In October, the county issued a Notice of Violation to Carlyle for violating ordinances that prohibit living in an RV in a residential zone and storing materials on undeveloped land. Officials also cited health and safety concerns related to human waste disposal and fire hazards.
Carlyle faces fines of up to $500 per day and/or a public nuisance lawsuit if he doesn't vacate the land by Nov. 17, according to the Notice of Violation.
Carlyle said he feels he should have some property rights and has contacted the Board of Supervisors for help.
"The word flexibility, the county doesn't know what that word means," Carlyle said. "I agree that the county has to control things.
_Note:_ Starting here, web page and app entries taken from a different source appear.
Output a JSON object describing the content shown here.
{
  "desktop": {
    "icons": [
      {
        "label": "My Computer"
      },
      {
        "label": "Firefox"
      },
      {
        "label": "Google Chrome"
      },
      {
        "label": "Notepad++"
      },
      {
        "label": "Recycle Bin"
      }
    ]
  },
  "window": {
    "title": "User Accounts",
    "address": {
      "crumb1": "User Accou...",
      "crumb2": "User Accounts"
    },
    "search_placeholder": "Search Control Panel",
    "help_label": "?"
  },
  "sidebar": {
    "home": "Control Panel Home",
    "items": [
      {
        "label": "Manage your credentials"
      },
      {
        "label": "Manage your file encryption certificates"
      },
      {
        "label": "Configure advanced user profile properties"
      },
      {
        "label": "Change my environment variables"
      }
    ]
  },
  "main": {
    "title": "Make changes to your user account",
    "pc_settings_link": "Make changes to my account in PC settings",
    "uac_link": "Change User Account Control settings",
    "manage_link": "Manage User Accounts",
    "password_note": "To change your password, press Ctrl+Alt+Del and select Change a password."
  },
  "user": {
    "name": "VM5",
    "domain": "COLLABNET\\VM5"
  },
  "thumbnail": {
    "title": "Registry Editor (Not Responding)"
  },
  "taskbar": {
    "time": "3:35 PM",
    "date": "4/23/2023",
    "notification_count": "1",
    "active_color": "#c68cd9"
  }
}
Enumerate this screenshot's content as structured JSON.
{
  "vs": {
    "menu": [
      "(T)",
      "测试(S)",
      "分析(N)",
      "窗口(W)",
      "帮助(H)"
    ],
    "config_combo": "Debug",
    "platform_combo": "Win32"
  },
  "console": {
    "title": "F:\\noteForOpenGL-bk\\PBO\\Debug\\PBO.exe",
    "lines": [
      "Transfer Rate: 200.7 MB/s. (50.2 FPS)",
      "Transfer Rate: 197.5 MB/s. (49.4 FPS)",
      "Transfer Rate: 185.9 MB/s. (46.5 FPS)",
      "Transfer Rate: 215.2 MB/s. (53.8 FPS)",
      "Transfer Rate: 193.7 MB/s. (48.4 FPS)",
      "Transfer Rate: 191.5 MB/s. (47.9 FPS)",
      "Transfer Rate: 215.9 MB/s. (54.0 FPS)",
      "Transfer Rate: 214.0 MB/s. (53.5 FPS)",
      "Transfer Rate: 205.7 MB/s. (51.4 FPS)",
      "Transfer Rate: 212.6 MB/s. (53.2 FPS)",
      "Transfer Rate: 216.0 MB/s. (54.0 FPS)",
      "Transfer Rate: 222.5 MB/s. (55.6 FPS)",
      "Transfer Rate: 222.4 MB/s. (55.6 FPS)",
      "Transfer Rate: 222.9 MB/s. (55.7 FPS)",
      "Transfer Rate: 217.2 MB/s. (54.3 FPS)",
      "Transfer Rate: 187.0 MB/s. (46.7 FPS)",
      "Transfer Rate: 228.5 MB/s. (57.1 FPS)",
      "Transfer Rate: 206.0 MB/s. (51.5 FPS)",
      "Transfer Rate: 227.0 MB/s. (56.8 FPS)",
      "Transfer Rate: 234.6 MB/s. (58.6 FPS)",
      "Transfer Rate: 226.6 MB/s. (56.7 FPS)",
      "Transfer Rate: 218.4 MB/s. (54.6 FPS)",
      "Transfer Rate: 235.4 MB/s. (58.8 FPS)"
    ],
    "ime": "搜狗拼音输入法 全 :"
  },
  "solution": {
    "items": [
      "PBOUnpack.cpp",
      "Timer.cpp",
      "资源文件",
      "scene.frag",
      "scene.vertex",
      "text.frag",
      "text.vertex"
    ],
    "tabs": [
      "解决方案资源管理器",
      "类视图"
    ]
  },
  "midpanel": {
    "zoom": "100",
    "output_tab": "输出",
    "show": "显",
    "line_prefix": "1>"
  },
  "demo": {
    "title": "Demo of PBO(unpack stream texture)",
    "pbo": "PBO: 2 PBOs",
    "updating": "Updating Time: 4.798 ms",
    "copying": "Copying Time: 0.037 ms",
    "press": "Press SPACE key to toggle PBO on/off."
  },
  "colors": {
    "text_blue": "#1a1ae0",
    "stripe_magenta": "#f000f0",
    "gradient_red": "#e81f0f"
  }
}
But to have no flexibility when something like this happens ... they are absolutely tunnel vision: 'Just get out.'"
According to SLO County 2nd District Supervisor Bruce Gibson, the county does not offer residents who are victims of fires direct financial or property relief, unless a fire reaches a level where the Federal Emergency Management Agency (FEMA) offers assistance, which the Hill Fire did not.
"It is a difficult situation," Supervisor Gibson told New Times. "It's just the reality of our ordinances that you can't set up camp on a vacant property in the middle of a residential neighborhood."
Carlyle is ready to argue his case in court or before the Board of Supervisors, if necessary.
"If it goes that way, it goes that way," he said.
Despite the predicament, Carlyle considers himself lucky to be alive. He fought back tears while talking about the suffering of those who died in the Northern California fires in October. He feels he can make a new life for himself on his own.
"I'm not looking for a handout or overt assistance," Carlyle said. "I'm asking to be left alone." Δ
Staff Writer Peter Johnson can be reached at firstname.lastname@example.org.